**Work to be completed**
The required result is an exact copy of the lines beginning at the line that contains "Extract the structured" and ending at the last line of the material below.
(Extracted records Opens)
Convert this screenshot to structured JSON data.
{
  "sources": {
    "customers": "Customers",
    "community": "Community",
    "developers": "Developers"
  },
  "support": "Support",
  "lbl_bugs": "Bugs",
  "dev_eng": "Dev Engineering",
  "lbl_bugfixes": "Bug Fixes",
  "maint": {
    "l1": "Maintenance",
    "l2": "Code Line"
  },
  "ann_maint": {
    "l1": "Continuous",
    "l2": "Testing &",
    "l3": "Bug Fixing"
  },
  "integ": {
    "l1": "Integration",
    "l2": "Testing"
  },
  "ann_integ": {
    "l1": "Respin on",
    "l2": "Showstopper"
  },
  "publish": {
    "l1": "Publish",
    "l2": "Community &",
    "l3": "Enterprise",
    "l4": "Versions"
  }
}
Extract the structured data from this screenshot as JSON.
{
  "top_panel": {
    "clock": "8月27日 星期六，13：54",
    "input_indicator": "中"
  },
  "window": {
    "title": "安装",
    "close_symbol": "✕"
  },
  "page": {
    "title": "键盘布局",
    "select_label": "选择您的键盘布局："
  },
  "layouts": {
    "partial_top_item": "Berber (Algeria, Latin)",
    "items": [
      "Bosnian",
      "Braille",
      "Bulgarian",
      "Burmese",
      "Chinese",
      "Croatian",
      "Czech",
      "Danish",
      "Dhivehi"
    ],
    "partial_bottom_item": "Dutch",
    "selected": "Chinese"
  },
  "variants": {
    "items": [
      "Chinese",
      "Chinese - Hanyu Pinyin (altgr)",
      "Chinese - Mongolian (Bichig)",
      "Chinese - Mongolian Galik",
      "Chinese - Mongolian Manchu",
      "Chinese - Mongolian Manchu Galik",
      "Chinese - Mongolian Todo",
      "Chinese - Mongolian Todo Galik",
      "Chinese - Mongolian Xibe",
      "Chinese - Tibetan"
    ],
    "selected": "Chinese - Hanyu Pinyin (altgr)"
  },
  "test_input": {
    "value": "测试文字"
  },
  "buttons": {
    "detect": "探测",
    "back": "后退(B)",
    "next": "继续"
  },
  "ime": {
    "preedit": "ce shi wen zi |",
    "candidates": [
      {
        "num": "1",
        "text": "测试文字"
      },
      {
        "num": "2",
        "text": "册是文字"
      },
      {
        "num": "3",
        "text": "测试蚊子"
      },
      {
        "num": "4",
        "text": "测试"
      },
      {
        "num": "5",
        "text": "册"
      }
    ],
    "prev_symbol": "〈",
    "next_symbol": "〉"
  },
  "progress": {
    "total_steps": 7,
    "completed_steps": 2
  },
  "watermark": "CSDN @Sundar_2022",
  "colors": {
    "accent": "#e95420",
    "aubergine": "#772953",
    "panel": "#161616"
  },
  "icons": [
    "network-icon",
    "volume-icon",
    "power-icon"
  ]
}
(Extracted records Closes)
**Exercise answer**
Extract the structured data from this screenshot as JSON.
{
  "top_panel": {
    "clock": "8月27日 星期六，13：54",
    "input_indicator": "中"
  },
  "window": {
    "title": "安装",
    "close_symbol": "✕"
  },
  "page": {
    "title": "键盘布局",
    "select_label": "选择您的键盘布局："
  },
  "layouts": {
    "partial_top_item": "Berber (Algeria, Latin)",
    "items": [
      "Bosnian",
      "Braille",
      "Bulgarian",
      "Burmese",
      "Chinese",
      "Croatian",
      "Czech",
      "Danish",
      "Dhivehi"
    ],
    "partial_bottom_item": "Dutch",
    "selected": "Chinese"
  },
  "variants": {
    "items": [
      "Chinese",
      "Chinese - Hanyu Pinyin (altgr)",
      "Chinese - Mongolian (Bichig)",
      "Chinese - Mongolian Galik",
      "Chinese - Mongolian Manchu",
      "Chinese - Mongolian Manchu Galik",
      "Chinese - Mongolian Todo",
      "Chinese - Mongolian Todo Galik",
      "Chinese - Mongolian Xibe",
      "Chinese - Tibetan"
    ],
    "selected": "Chinese - Hanyu Pinyin (altgr)"
  },
  "test_input": {
    "value": "测试文字"
  },
  "buttons": {
    "detect": "探测",
    "back": "后退(B)",
    "next": "继续"
  },
  "ime": {
    "preedit": "ce shi wen zi |",
    "candidates": [
      {
        "num": "1",
        "text": "测试文字"
      },
      {
        "num": "2",
        "text": "册是文字"
      },
      {
        "num": "3",
        "text": "测试蚊子"
      },
      {
        "num": "4",
        "text": "测试"
      },
      {
        "num": "5",
        "text": "册"
      }
    ],
    "prev_symbol": "〈",
    "next_symbol": "〉"
  },
  "progress": {
    "total_steps": 7,
    "completed_steps": 2
  },
  "watermark": "CSDN @Sundar_2022",
  "colors": {
    "accent": "#e95420",
    "aubergine": "#772953",
    "panel": "#161616"
  },
  "icons": [
    "network-icon",
    "volume-icon",
    "power-icon"
  ]
}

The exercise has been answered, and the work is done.